Earlier this year, the US Food and Drug Administration (FDA) approved the use of Vyvanse, a Schedule II controlled substance with a high potential for abuse, for binge-eating disorder in adults.
Binge-eating disorder (BED) is a serious eating disorder in which sufferers frequently consume unusually large amounts of food and feel unable to stop eating. People with this condition eat when they are not hungry and often eat to the point of being uncomfortably full. Feelings of shame and embarrassment by how much they are eating are common, which can result in social isolation. Binge-eating disorder may lead to weight gain and to health problems related to obesity.
Vyvanse is an amphetamine that was once exclusively marketed for the treatment of attention deficit hyperactivity disorder (ADHD). After the FDA gave the green light for Vyvanse’s use in the treatment of BED, Shire Pharmaceuticals, the drug’s manufacturer, hit the ground running with an ad campaign featuring a well-known paid spokesperson: retired tennis star Monica Seles.
Shire also launched a website called BingeEatingDisorder.com as part of the company’s campaign to promote Vyvanse, the only drug that the FDA has approved for BED. Last year, Shire spent more than $2.5 million on raising awareness among doctors about BED. By 2020, the company expects Vyvanse prescribed for BED to bring in $200-300 million per year.

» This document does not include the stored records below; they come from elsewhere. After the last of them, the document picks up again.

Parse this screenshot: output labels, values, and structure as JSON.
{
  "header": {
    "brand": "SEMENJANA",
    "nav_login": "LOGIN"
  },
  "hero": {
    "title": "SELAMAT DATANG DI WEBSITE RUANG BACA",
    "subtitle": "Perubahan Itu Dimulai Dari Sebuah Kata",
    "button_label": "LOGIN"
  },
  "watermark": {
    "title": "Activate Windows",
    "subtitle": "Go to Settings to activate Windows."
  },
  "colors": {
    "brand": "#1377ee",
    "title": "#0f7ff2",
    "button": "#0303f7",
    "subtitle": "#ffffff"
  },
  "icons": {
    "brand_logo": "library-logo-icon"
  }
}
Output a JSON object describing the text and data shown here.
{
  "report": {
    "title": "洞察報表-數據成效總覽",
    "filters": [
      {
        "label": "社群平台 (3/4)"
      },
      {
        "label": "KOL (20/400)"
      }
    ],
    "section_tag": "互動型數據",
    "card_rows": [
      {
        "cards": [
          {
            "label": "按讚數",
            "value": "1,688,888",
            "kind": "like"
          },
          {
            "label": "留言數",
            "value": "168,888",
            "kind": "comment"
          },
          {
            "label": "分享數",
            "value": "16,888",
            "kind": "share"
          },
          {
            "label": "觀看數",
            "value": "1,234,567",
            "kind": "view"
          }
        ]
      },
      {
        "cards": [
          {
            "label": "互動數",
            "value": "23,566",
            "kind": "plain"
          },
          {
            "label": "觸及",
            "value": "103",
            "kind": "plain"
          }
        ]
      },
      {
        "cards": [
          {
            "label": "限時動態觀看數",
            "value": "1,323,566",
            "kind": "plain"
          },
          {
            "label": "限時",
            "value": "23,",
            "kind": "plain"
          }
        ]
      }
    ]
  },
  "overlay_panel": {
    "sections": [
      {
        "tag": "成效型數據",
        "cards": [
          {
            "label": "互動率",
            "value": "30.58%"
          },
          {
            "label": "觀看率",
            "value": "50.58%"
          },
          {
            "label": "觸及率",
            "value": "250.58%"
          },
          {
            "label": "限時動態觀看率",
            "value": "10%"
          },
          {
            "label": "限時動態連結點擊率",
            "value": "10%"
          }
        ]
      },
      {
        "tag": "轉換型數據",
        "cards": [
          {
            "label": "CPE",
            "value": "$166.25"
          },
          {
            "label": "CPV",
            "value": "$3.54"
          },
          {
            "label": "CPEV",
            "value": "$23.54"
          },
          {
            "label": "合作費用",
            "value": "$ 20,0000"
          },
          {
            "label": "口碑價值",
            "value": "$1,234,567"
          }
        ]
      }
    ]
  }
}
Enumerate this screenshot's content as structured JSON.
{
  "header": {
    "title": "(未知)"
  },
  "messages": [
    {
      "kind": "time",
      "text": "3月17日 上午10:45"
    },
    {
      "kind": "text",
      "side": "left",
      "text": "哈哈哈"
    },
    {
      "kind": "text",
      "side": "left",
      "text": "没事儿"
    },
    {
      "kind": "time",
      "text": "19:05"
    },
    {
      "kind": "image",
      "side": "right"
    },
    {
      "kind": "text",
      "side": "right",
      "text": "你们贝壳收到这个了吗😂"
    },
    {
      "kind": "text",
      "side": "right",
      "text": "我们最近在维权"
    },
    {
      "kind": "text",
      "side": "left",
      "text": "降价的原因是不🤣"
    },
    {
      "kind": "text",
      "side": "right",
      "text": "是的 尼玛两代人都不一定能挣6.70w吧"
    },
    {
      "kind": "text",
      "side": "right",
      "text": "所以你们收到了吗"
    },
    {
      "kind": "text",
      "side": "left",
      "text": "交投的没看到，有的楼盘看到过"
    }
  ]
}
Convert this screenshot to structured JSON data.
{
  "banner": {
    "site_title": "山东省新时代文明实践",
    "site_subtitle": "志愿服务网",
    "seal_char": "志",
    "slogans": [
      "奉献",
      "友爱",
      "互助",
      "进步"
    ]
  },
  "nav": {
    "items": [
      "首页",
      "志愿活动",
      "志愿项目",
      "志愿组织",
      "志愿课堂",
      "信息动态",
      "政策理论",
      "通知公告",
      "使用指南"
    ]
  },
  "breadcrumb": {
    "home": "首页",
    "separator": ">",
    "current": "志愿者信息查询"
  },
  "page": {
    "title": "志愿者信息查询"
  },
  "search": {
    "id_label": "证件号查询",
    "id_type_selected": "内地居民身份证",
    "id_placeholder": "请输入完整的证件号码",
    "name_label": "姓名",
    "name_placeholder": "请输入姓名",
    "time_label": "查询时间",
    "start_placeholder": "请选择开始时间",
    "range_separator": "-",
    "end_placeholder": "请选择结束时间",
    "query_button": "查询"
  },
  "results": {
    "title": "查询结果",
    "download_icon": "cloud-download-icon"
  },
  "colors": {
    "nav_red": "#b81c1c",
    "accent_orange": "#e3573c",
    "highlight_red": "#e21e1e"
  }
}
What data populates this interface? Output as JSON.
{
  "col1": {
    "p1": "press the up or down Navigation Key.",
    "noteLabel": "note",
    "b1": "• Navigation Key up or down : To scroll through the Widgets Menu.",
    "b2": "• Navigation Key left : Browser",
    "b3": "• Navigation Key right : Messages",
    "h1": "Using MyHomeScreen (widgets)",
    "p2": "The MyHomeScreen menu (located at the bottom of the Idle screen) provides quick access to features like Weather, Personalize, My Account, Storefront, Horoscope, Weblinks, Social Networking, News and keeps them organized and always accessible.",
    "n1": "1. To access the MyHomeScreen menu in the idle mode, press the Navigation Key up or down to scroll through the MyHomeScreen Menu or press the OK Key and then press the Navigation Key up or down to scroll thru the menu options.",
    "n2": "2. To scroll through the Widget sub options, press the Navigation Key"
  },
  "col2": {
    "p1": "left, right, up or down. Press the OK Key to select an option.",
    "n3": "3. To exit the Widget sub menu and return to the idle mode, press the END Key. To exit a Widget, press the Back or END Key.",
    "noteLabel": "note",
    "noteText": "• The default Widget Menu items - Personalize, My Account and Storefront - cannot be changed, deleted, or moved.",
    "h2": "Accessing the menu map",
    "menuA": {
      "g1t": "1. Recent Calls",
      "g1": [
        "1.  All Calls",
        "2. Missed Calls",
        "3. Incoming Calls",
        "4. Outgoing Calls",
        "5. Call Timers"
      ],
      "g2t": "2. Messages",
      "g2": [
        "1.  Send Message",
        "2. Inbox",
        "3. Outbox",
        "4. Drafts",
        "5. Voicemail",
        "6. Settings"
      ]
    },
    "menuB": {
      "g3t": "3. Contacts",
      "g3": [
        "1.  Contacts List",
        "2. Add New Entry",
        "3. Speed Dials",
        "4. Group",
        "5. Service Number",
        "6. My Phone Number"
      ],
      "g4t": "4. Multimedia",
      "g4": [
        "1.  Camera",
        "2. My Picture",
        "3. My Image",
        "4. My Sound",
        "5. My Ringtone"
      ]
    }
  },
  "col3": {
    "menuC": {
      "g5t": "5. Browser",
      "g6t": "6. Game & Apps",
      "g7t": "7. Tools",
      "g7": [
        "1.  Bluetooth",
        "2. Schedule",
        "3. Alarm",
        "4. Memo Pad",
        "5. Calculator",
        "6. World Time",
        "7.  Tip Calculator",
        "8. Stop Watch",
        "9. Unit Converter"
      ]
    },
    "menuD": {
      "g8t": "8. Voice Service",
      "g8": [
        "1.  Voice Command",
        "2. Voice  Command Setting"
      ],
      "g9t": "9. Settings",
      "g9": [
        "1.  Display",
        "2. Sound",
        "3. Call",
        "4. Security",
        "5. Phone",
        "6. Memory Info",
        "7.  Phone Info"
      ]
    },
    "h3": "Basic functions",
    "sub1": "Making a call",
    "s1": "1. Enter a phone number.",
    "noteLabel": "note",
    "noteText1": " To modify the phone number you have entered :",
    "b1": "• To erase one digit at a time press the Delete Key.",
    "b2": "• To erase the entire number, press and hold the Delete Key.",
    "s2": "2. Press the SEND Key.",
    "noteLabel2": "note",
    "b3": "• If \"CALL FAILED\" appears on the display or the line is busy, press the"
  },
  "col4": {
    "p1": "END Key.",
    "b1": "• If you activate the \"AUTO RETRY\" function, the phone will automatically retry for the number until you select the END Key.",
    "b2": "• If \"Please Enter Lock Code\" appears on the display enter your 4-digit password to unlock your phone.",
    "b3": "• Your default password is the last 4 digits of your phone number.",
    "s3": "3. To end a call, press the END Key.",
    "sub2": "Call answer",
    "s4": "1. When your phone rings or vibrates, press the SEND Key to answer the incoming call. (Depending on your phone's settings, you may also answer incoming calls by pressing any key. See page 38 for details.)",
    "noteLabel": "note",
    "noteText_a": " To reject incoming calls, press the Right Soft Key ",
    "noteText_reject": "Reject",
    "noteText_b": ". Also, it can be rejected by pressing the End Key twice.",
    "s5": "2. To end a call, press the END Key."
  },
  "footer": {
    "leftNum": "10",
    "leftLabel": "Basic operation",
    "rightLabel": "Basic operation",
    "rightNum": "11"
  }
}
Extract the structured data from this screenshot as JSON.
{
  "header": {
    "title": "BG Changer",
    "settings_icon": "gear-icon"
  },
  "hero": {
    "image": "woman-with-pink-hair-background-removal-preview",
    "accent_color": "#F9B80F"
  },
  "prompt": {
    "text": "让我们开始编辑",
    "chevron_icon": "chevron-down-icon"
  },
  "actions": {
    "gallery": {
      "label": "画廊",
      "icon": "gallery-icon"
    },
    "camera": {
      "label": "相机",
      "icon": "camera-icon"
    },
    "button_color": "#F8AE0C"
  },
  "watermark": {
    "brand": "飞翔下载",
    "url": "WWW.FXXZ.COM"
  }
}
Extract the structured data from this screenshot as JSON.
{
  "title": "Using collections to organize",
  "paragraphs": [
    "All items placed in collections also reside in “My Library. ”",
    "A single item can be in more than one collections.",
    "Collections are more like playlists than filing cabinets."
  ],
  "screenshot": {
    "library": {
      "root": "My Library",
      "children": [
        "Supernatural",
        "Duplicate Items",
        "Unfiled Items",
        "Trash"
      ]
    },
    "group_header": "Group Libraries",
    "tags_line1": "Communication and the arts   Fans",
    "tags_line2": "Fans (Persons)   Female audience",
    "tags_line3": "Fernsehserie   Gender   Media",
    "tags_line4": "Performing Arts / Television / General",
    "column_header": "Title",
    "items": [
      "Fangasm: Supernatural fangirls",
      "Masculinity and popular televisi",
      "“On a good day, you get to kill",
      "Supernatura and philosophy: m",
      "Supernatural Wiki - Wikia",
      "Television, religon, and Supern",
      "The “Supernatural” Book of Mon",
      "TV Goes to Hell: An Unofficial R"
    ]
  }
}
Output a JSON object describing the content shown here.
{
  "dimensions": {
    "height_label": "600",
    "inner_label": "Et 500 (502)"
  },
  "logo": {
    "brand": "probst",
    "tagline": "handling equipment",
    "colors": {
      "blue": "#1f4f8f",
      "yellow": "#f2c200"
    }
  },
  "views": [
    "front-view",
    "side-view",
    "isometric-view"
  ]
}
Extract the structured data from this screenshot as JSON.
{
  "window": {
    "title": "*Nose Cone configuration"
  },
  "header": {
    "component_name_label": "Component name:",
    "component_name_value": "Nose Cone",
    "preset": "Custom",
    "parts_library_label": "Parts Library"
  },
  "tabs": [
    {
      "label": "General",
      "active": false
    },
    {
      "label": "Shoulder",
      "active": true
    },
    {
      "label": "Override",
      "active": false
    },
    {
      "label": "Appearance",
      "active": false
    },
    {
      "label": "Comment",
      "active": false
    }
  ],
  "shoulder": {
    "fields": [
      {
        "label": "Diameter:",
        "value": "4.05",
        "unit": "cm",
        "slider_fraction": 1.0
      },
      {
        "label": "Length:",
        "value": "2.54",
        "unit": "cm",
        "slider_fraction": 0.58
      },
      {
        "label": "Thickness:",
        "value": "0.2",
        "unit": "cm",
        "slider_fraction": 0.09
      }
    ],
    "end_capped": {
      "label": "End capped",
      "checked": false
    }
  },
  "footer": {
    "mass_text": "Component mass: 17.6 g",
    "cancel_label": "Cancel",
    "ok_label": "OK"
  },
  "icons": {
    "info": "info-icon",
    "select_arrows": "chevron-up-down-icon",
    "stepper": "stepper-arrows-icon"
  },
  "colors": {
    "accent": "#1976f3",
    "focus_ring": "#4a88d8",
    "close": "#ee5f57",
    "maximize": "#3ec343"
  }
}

While BED can cause serious health problems, so can Vyvanse. The drug – and it’s manufacturer – have troubled histories that include illegal marketing and child suicides. Shire helped put ADHD on the map, and made billions of dollars from the sale of drugs like Vyvanse and Adderall to treat it. In 2014, Shire settled a whistleblower lawsuit for $56.5 million that alleged the company made false and misleading claims about several of its products, including Vyvanse and Adderall.
As the saying goes, it isn’t a drug if it doesn’t have side effects, and Vyvanse is no exception. The most common side effects users experience include dry mouth, sleeplessness, increased heart rate, jittery feelings, constipation, and anxiety.
The most serious risks include psychiatric problems and heart complications, including sudden death in people who have heart problems or heart defects, and stroke and heart attack in adults. Central nervous system stimulants, like Vyvanse, may cause psychotic or manic symptoms, such as hallucinations, delusional thinking, or mania, even in individuals without a prior history of psychotic illness.
Perhaps in the case of Vyvanse and BED, the treatment is worse than the disease.
Some eating disorder specialists say BED is a complicated disorder that has too many causes and factors to be treated with a single drug:
Melissa Hopper, a psychologist who is an expert in treating BED, said inherent in binge-eating is the sense of being out of control. “Binge-eating disorder is a complex,” she said, and the most effective ways of dealing with it are relearning behaviors, regulating emotions, and identifying triggers — which are done through therapy, not by taking pills. After all, one of the biggest challenges is the fact that humans have to eat – binge-eaters cannot quit cold turkey the way one might try to quit smoking. “You’re constantly faced with something very difficult,” Hopper said.
“I just don’t want there to be the message that there’s a simple pill you can take. These are longstanding behavior patterns that need to be explored and shifted,” Melissa Gerson, clinical director of Columbus Park Collaborate, an outpatient treatment center in New York for people with eating disorders, said. Although the drug sounded promising, she said she would not recommend a drug alone to treat BED. If the problematic behaviors that cause BED are not addressed, “I can’t imagine how you would see any long-term improvements in the symptoms,” she said. Normalizing a patient’s eating habits first is essential, she explained.
Because eating disorders are often linked to anxiety and depression, natural remedies that are used for emotional balance may help too.